She was tall, fair, blonde, with green eyes and freckles.
The fact she stood a good four inches taller than most of the other women there didn’t help her go unnoticed either. She was a solid six inches taller than her sisters. They belonged there, however. They were sired by their mother’s first husband. They were 100%. Her father was not. His Scottish genes had somehow managed to overpower the supposedly dominant ones. Genetics be damned.
After her mother died — this side of the family seemed content to let her go. Her mother’s oldest brother was the only connection to these people. He would drive the four hours from his home to hers and check in on her. He would always slip a dollar or two into her hand as he left, in the way all Italian Uncles do. Now and again in the summer she would go and stay with his family for a few days and try to integrate back into foreign territory. Her cousin (his daughter) had always been her best pal in this land of unknowns and they remained pen pals well into adulthood. In all the hordes of cousins that existed — there was just this one who really knew her.
Lucky for her there were The Others. The Others who looked like her. Others who did not ask her if she actually belonged with them. Others who knew her.
Her father’s family resembled her. Taller, paler, with hair color in every shade under the sun, eye colors which spanned the rainbow — they were a gangle of mismatched socks — happy to have another to tag along and add to their number.
They welcomed her. They fed her. They took her under their wings and taught her about Life. They were a rowdy and at times difficult bunch — but they were always Family. And always hers.
Her father’s family were country born and bred. They shared her love of nature, her gifts of speaking to creatures, and her forthright temperament.
Every once in a while — just for fun — she tries to remember all the names of people from her mother’s side of the family. She tries to put the right kids with the right parents and the right Aunt with the right Uncle. Her mother had 5 siblings, sometimes she even thinks she gets it right.
She used to identify herself as Italian for so many of her years because she longed for a connection to her mother and those Lost People. The ones who never reached out to her, The Not So Black Sheep.
But one day after too much suffering she took a good hard look at what the score really was. Ironically it was FB that showed it in black and white:
Mother’s family: 5 ‘friends’/Father’s family: 23 ‘friends’.
And ironically she had never ‘met’ 2 of those ‘friends’ on her mother’s side of the score-card. They were a spouse and an adult child of cousins who lived states away. Likely they would never even hear the sound of her voice. So in truth — only 3. Three people who had known her as a child, had known her mother, her grandparents, her sisters, her aunts and uncles, and all the family stories which are a giant black hole in her life. Three. Three people whom she hadn’t seen in decades.
But all 23 friends on her father’s side of the score-card knew her. At least half of them had her phone number and mailing address. She sent Christmas cookies to a large number of them every December.
It was time to face facts.

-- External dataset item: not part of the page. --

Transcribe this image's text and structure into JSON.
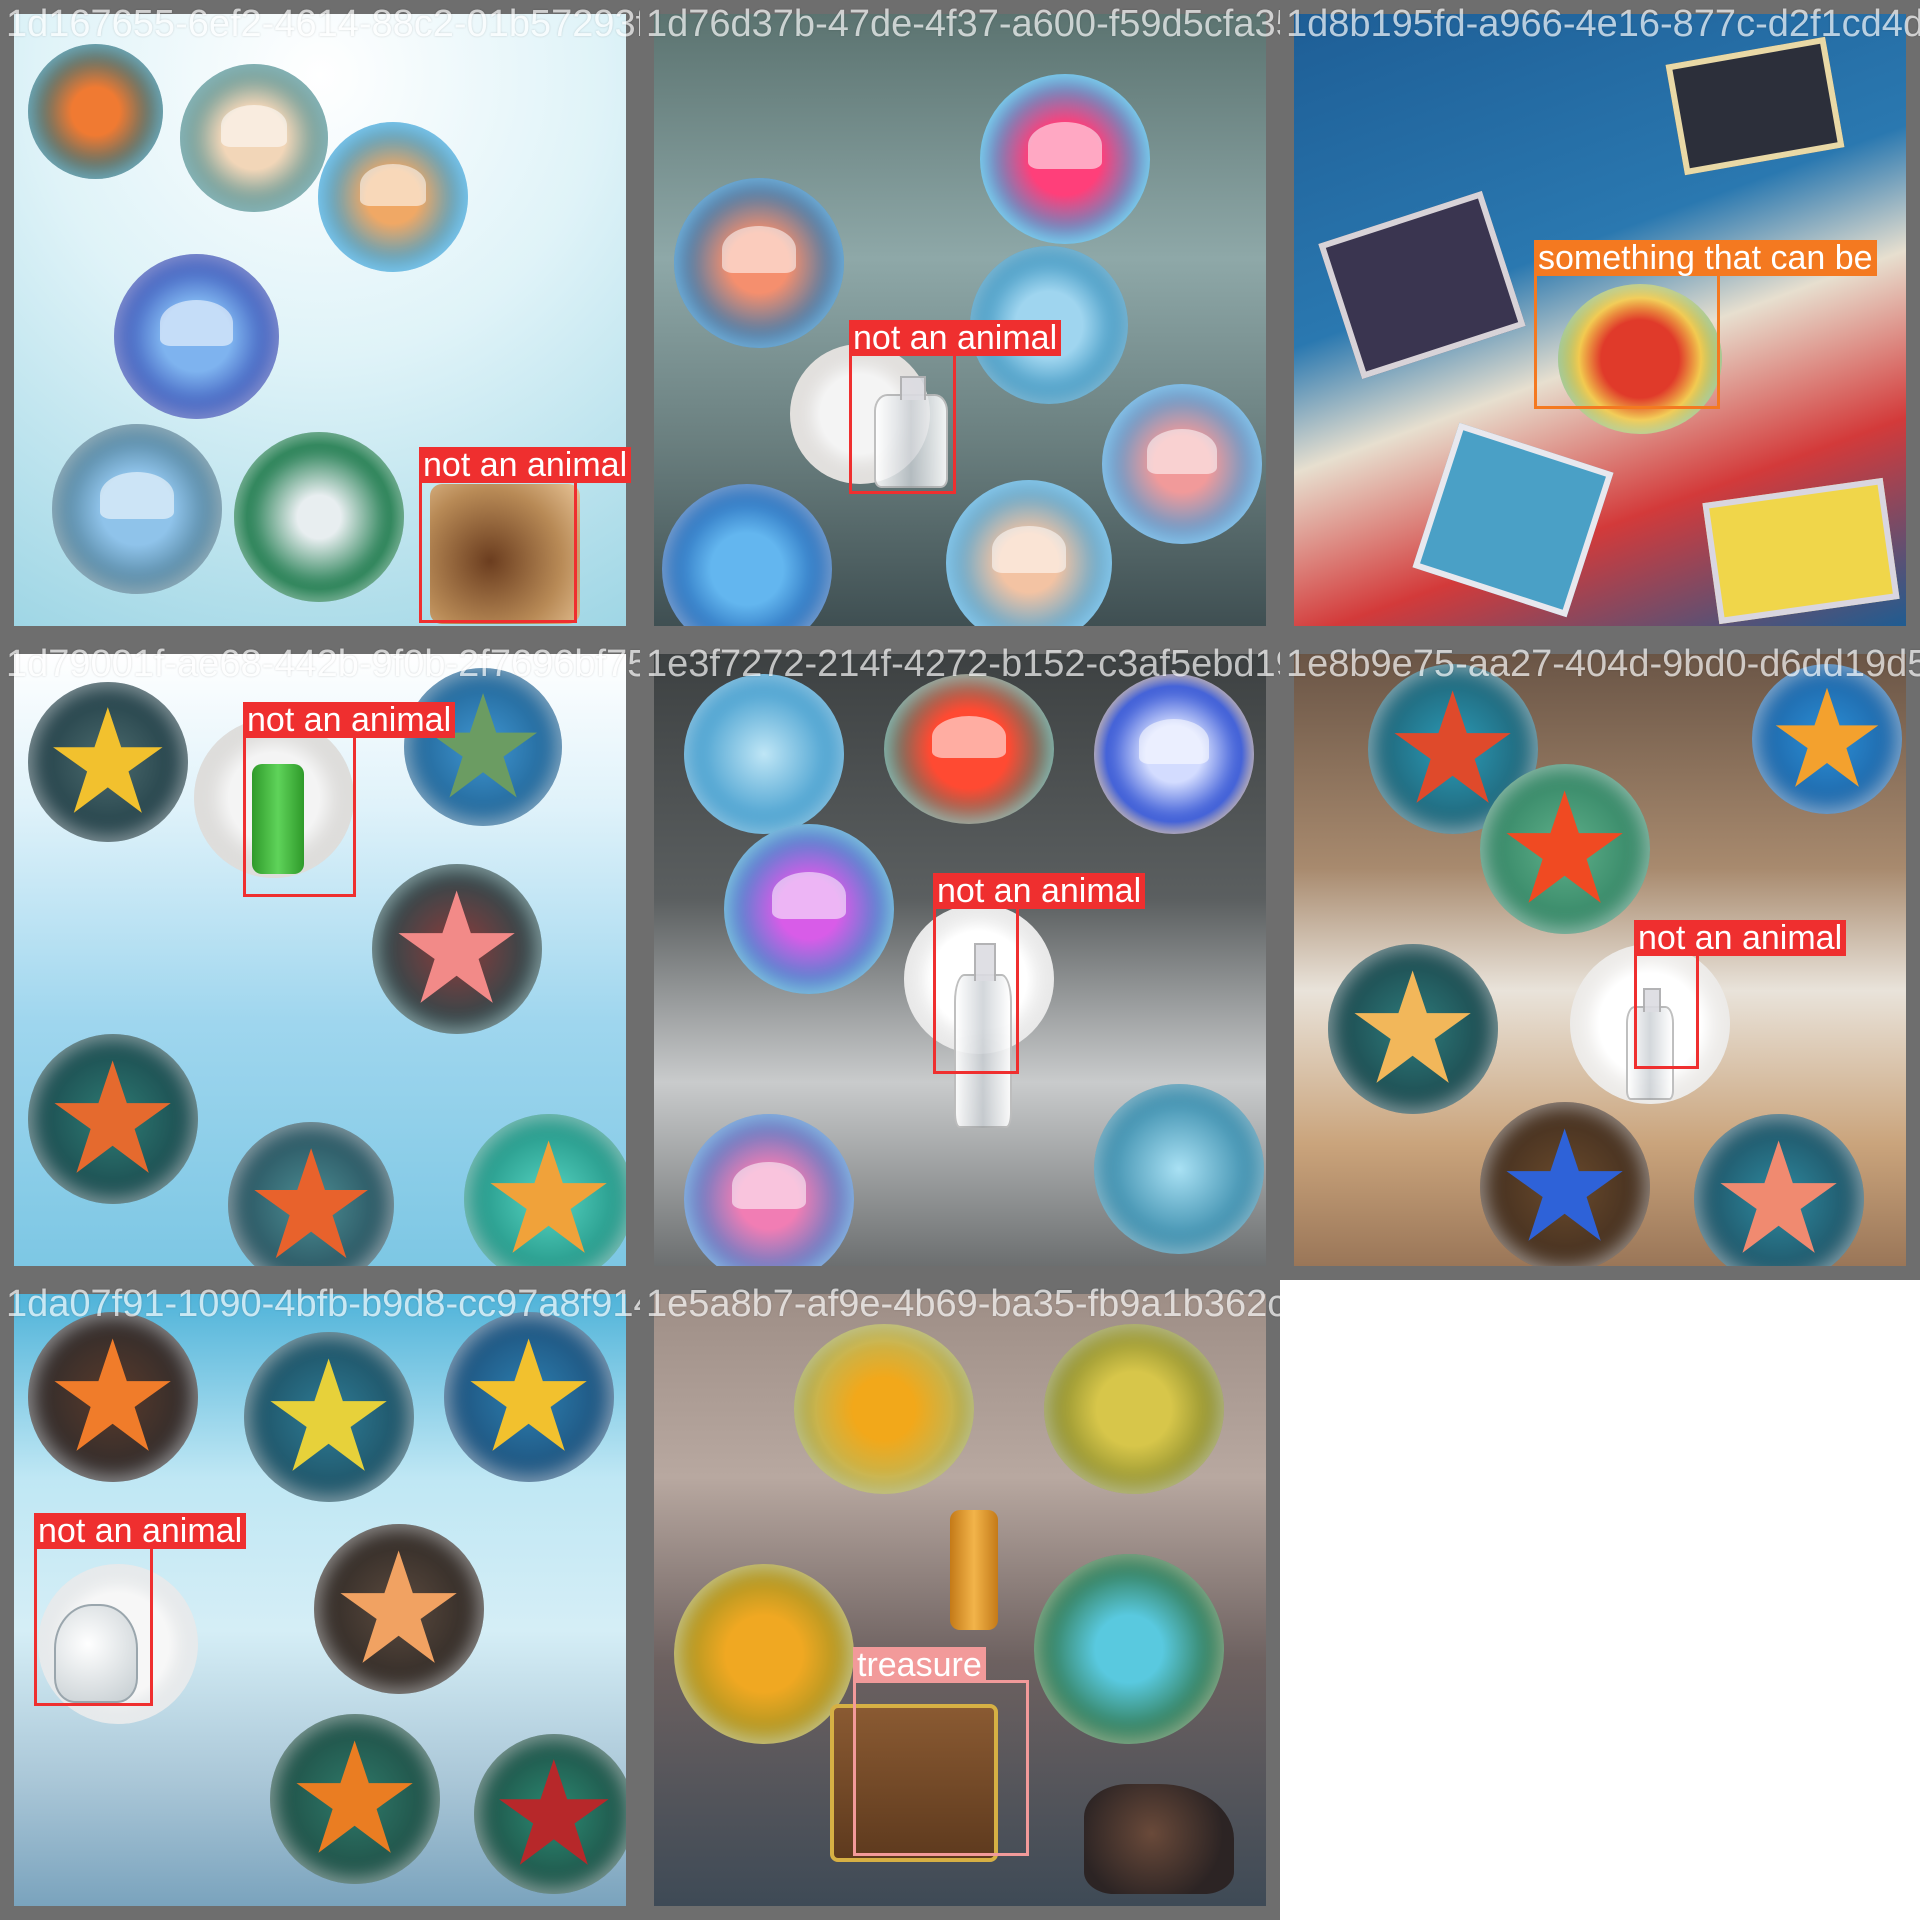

You can’t ignore numbers.
She wasn’t Italian at all. Because the Italians had never wanted her. She didn’t look like them, she didn’t act like them, and for the most part, she wasn’t on their radar as family.
She was Scottish. And those 23 people were HER PEOPLE.

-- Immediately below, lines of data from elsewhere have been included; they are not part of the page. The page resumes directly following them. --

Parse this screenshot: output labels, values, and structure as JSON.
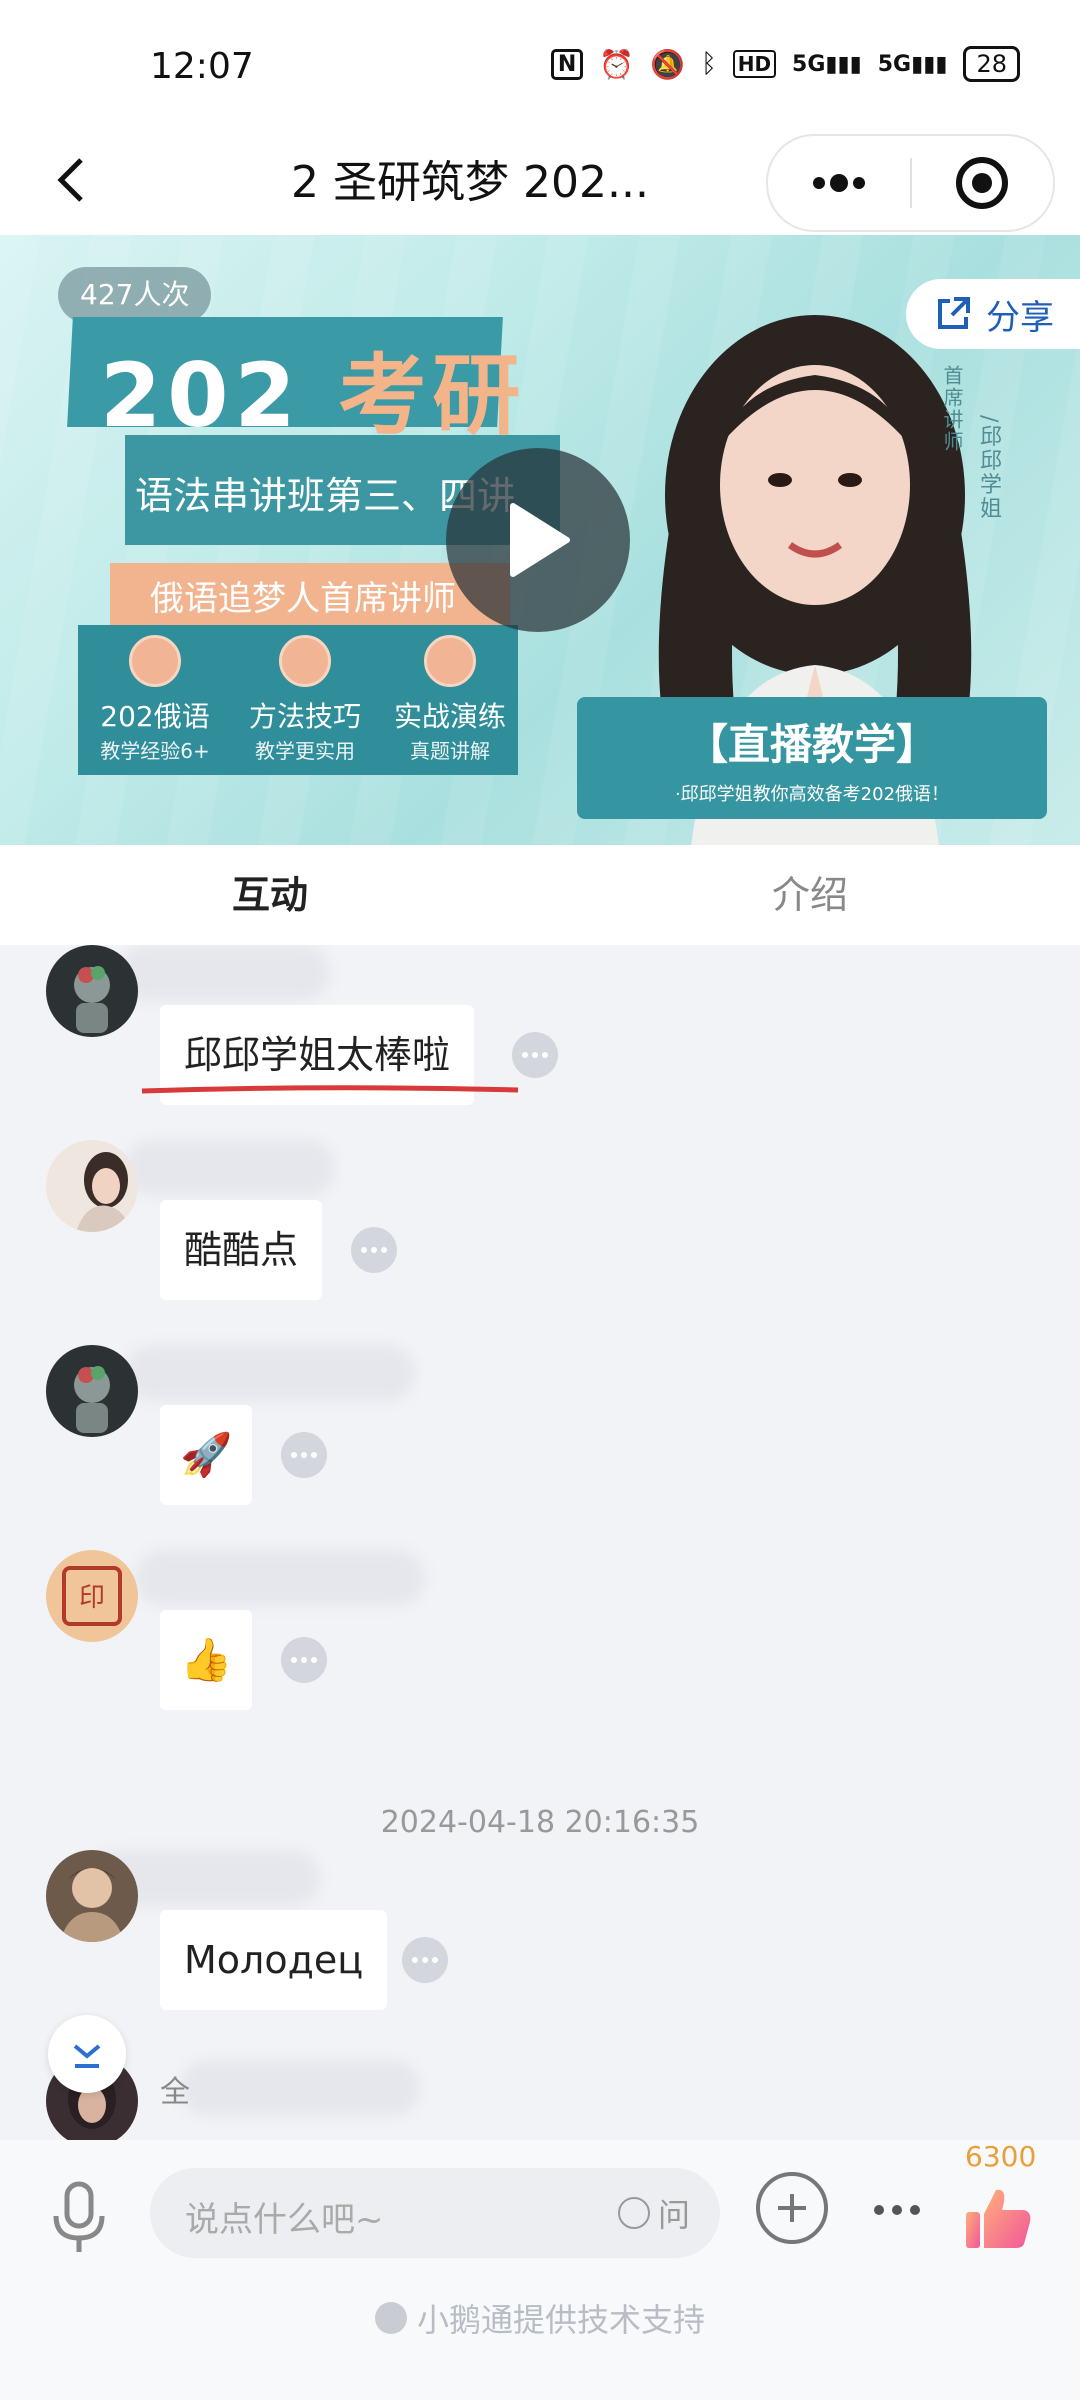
{
  "status_bar": {
    "time": "12:07",
    "icons": [
      "nfc-icon",
      "alarm-icon",
      "mute-icon",
      "bluetooth-icon",
      "hd-icon",
      "signal-5g-icon",
      "signal-5g-icon"
    ],
    "hd_label": "HD",
    "signal1_label": "5G",
    "signal2_label": "5G",
    "battery": "28"
  },
  "nav": {
    "title": "2 圣研筑梦 202...",
    "back_icon": "chevron-left-icon",
    "menu_icon": "more-dots-icon",
    "close_icon": "target-icon"
  },
  "banner": {
    "views": "427人次",
    "headline_num": "202",
    "headline_word": "考研",
    "subtitle": "语法串讲班第三、四讲",
    "tag": "俄语追梦人首席讲师",
    "features": [
      {
        "title": "202俄语",
        "desc": "教学经验6+"
      },
      {
        "title": "方法技巧",
        "desc": "教学更实用"
      },
      {
        "title": "实战演练",
        "desc": "真题讲解"
      }
    ],
    "vertical_role": "首席讲师",
    "vertical_name": "/邱邱学姐",
    "live_title": "【直播教学】",
    "live_sub": "·邱邱学姐教你高效备考202俄语！",
    "share_label": "分享",
    "colors": {
      "teal": "#3595a0",
      "peach": "#f2b48e"
    }
  },
  "tabs": [
    {
      "label": "互动",
      "active": true
    },
    {
      "label": "介绍",
      "active": false
    }
  ],
  "chat": {
    "messages": [
      {
        "text": "邱邱学姐太棒啦",
        "avatar": "astronaut-avatar"
      },
      {
        "text": "酷酷点",
        "avatar": "girl-avatar"
      },
      {
        "text": "🚀",
        "avatar": "astronaut-avatar"
      },
      {
        "text": "👍",
        "avatar": "seal-avatar"
      },
      {
        "text": "Молодец",
        "avatar": "photo-avatar"
      }
    ],
    "timestamp": "2024-04-18 20:16:35",
    "partial_name_char": "全"
  },
  "input": {
    "placeholder": "说点什么吧~",
    "ask_label": "问",
    "like_count": "6300"
  },
  "footer": {
    "powered_by": "小鹅通提供技术支持"
  }
}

And as much as she might have longed for the rest of her mother’s family to realize she existed — she had finally come to face the truth of the matter — that particular ship had sailed decades ago.
There are no good reasons to keep banging on doors which refuse to open for you. Realization. Acceptance. Peace.
“Go Where You Are Celebrated, Not Where You Are Tolerated.” — Anonymous.